A bypass passage 56 communicating with the connecting port 54 is provided in the supporter 55. The upstream portion of the bypass passage 56 communicates with the connecting port 54 disposed to form a right angle with the passage 56.
A mounting flange 57 is provided at the end of the supporter 55 for mounting a valve device 60 (solenoid valve described later) for connection/disconnection between an input port and an output port of the EACV.
The mounting flange 57 has an opening 56 a downstream of the bypass passage 56 and an opening 58 a upstream of the bypass passage 58 provided adjacent to the bypass passage 56. The downstream portion of the bypass passage 58 is an air supply port 59 in the low-speed driving of the engine. The supply port 59 communicates with the intake passage 53 of the body 51.
FIG. 8 clearly shows the air passage 43, 42 and 41 formed in the body 31 of the throttle valve 30 and the air passage 54, 56, 58 and 59 provided in the body 51 of the EACV 50.
As shown in FIG. 8, the valve device 60 for connection/disconnection between the bypass passage 56 as an input port and the bypass passage 58 as an output port is attached to the mounting flange 57 of the supporter 55 of the body 51 via screws inserted into mounting holes “b, b.” An electromagnetic solenoid valve may be used for the valve device 60, for example. The electromagnetic solenoid adjusts the amount of airflow.
Referring to FIG. 9, the body 51 of the EACV 50 is interposed between the downstream portion of the throttle plate 34 in the intake passageway “A” and the tubular connecting port 10 c upstream of the intake manifold 10. The intake passageways 33, 53 communicate with the intake port 10 d of the intake manifold 10. That is, the body 51 of the EACV 50 is connected to the upstream portion of the intake port 10 d of the intake manifold 10, the throttle valve 30 is connected to the upstream portion of the body 51, and the throttle valve 30 is connected to the connecting pipe 21 a of the inlet air silencer.
The opening function of the valve device 60 provides connection between the bypass passages 56 and 58. The input port (induction port 43 upstream of the throttle plate 34, passage 42, ports 41, 54 and passage 56) is connected to the output port (passage 58 and supply port 59) so as to supply air upstream from the throttle plate 34 downstream of the throttle plate 34 when the intake passageway A is closed.
FIG. 10 shows the engine from the rear with the cover and other equipment omitted.
The intake manifold 10 has a total of six inlet ports 10 e with three aligned vertically in left and right rows. The inlet air silencer 20 has left and right fresh air intakes 21 b, 21 b in the rear surface.

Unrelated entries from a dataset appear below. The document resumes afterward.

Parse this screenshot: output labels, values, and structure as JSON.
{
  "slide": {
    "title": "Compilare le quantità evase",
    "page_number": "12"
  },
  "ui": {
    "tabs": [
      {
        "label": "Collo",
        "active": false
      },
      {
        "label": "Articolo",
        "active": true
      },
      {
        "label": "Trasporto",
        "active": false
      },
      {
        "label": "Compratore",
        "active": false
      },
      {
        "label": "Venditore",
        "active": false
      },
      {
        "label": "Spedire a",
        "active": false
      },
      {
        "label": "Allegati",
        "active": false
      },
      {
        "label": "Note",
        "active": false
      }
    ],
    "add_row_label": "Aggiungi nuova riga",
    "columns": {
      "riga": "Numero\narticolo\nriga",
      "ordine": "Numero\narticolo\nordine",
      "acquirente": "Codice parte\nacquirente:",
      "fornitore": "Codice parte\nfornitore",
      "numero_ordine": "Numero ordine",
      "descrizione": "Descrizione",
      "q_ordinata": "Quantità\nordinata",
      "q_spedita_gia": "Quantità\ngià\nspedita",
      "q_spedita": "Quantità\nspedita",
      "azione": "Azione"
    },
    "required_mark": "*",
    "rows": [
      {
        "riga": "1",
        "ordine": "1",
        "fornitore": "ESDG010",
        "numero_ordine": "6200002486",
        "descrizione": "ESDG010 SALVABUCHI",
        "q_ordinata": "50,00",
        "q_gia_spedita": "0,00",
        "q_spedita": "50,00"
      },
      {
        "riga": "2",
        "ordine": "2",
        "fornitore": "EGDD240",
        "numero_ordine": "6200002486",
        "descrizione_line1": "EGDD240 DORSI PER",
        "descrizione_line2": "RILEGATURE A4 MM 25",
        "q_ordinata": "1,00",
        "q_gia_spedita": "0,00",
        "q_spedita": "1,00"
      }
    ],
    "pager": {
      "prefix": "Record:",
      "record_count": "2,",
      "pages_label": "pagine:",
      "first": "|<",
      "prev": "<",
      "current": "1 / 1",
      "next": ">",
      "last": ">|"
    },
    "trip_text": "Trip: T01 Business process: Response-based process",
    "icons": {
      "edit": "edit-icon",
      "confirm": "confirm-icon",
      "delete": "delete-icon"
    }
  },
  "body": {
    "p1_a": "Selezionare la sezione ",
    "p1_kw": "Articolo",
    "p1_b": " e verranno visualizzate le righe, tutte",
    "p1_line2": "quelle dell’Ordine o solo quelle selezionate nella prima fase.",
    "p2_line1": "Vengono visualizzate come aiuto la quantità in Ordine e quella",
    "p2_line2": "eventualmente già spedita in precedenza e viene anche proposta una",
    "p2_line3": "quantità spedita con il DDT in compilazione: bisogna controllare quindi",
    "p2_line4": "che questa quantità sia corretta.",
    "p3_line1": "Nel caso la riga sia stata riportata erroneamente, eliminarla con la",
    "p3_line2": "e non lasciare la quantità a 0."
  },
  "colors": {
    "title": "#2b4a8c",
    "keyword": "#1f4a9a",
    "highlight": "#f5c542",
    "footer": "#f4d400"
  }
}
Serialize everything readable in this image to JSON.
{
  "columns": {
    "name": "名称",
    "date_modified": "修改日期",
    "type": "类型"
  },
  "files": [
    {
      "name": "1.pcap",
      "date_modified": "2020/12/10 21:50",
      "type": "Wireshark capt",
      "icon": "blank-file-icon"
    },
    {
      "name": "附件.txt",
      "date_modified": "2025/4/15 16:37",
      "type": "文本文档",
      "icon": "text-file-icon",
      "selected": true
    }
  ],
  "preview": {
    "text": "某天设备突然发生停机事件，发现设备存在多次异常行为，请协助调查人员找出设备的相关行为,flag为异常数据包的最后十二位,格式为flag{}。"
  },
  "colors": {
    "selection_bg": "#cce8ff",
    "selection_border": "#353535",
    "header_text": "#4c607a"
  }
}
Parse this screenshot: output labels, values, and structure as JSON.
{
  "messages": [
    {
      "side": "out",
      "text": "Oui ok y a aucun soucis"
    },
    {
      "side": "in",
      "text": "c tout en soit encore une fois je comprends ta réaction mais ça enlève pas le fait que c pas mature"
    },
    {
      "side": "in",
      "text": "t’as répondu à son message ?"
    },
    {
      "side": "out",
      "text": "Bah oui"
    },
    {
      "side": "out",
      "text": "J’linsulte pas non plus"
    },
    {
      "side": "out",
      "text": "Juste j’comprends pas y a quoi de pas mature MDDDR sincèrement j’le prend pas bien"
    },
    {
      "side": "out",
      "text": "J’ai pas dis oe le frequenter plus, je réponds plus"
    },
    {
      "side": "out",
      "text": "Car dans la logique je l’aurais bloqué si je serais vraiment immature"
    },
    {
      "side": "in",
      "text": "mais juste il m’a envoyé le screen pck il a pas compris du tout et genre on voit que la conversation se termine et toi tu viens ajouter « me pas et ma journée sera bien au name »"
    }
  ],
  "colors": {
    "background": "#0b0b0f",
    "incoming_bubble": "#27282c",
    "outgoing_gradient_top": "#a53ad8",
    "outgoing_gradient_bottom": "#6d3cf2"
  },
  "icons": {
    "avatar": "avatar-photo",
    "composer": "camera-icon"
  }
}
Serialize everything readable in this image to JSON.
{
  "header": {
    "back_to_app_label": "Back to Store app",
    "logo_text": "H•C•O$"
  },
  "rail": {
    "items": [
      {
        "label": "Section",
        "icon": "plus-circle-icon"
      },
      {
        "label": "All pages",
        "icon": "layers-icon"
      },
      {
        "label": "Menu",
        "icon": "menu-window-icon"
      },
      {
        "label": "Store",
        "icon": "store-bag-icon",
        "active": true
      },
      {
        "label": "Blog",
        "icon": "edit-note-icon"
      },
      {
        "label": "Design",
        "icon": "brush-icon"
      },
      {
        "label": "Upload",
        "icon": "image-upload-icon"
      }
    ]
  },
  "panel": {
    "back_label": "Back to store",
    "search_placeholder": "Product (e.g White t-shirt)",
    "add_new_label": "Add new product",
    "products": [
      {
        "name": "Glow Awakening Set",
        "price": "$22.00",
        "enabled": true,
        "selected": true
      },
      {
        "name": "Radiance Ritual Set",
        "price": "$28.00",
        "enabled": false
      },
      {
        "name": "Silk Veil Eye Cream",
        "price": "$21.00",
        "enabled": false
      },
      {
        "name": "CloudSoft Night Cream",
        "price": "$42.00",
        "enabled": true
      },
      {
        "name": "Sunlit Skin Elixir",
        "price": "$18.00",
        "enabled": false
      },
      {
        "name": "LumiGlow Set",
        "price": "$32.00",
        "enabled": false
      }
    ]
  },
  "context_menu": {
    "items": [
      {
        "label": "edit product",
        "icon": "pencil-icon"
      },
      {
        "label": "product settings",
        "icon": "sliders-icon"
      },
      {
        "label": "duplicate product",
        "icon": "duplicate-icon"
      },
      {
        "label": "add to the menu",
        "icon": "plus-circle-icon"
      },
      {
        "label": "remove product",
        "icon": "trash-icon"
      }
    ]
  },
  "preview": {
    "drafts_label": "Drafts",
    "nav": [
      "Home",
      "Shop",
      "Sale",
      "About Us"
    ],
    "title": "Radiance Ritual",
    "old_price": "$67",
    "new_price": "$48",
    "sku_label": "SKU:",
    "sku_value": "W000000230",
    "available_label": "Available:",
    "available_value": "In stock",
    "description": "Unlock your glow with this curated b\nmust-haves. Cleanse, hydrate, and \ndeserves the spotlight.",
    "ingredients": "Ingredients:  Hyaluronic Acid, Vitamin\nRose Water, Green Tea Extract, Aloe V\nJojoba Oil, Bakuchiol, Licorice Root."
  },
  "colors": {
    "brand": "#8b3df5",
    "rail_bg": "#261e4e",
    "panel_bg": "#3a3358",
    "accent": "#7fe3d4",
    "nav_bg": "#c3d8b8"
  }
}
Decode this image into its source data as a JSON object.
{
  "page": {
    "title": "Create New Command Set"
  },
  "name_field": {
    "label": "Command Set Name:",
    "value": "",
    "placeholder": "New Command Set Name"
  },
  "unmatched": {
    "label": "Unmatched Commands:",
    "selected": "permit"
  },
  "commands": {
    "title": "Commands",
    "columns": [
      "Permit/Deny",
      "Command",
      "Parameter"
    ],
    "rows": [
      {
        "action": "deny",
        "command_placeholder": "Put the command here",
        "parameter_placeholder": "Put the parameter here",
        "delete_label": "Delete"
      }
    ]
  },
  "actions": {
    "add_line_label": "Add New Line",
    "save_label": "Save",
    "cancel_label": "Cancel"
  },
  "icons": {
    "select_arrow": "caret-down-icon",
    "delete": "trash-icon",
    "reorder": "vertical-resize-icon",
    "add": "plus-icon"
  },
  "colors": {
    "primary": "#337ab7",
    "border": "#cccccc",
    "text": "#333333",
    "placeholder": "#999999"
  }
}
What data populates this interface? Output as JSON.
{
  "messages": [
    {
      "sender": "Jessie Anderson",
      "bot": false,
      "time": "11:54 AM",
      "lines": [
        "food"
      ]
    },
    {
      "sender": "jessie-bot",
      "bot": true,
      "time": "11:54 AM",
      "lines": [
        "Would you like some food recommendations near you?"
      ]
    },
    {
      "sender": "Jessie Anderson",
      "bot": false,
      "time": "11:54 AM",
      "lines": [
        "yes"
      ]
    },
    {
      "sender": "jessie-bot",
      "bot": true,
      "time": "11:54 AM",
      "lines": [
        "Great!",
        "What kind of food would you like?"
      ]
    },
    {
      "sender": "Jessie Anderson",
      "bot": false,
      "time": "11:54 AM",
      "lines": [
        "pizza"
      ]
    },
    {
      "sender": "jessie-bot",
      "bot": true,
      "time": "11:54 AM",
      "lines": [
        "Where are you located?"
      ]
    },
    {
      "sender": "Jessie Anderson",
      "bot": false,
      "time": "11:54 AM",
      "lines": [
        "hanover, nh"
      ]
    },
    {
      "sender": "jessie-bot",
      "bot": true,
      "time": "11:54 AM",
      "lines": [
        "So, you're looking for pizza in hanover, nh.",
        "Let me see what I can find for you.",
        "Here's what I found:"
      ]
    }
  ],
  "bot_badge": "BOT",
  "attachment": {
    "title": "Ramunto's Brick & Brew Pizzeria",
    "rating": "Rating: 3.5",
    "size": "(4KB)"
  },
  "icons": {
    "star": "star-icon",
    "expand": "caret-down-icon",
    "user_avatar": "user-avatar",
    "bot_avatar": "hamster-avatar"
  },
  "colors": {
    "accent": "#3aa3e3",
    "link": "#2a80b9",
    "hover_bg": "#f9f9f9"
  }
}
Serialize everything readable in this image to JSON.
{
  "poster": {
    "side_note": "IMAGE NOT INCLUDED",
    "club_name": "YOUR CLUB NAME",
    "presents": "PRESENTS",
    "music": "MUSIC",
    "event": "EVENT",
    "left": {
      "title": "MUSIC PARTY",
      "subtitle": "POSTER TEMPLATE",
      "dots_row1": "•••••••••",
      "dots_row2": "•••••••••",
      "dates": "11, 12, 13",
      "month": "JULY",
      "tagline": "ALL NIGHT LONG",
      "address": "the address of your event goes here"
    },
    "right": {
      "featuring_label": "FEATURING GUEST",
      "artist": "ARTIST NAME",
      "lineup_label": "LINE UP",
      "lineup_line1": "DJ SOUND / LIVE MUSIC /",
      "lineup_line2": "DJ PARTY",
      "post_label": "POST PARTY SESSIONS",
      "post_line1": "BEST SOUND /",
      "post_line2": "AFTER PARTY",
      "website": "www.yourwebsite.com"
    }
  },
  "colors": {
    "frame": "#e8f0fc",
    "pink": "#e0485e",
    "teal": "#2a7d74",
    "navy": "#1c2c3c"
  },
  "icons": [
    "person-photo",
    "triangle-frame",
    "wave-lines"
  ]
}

The supporter 55 is protruded to the right in the figure, and the valve device 60 is attached to the mounting flange face 57 provided in the outside surface of the supporter 55. The valve device 60 is attached to the mounting flange 57 in a parallel relationship with the intake passageway of the throttle body 31 shown in FIG. 9 (in the longitudinal direction of the outboard motor).
Reference numeral 61 denotes a fuel pump provided rearward of one of the cylinder head covers 8. The fuel pump 61 is driven by a camshaft. Reference numeral 62 denotes a positive crankcase ventilation (PCV) valve. Reference numerals 12 a, 12 a denote a cover for the camshaft pulley 12 shown in FIG. 1.
The present disclosure related to the subject matter of Japanese Patent Application No. 2001-035986, filed Feb. 13, 2001, the disclosure of which is expressly incorporated herein by reference.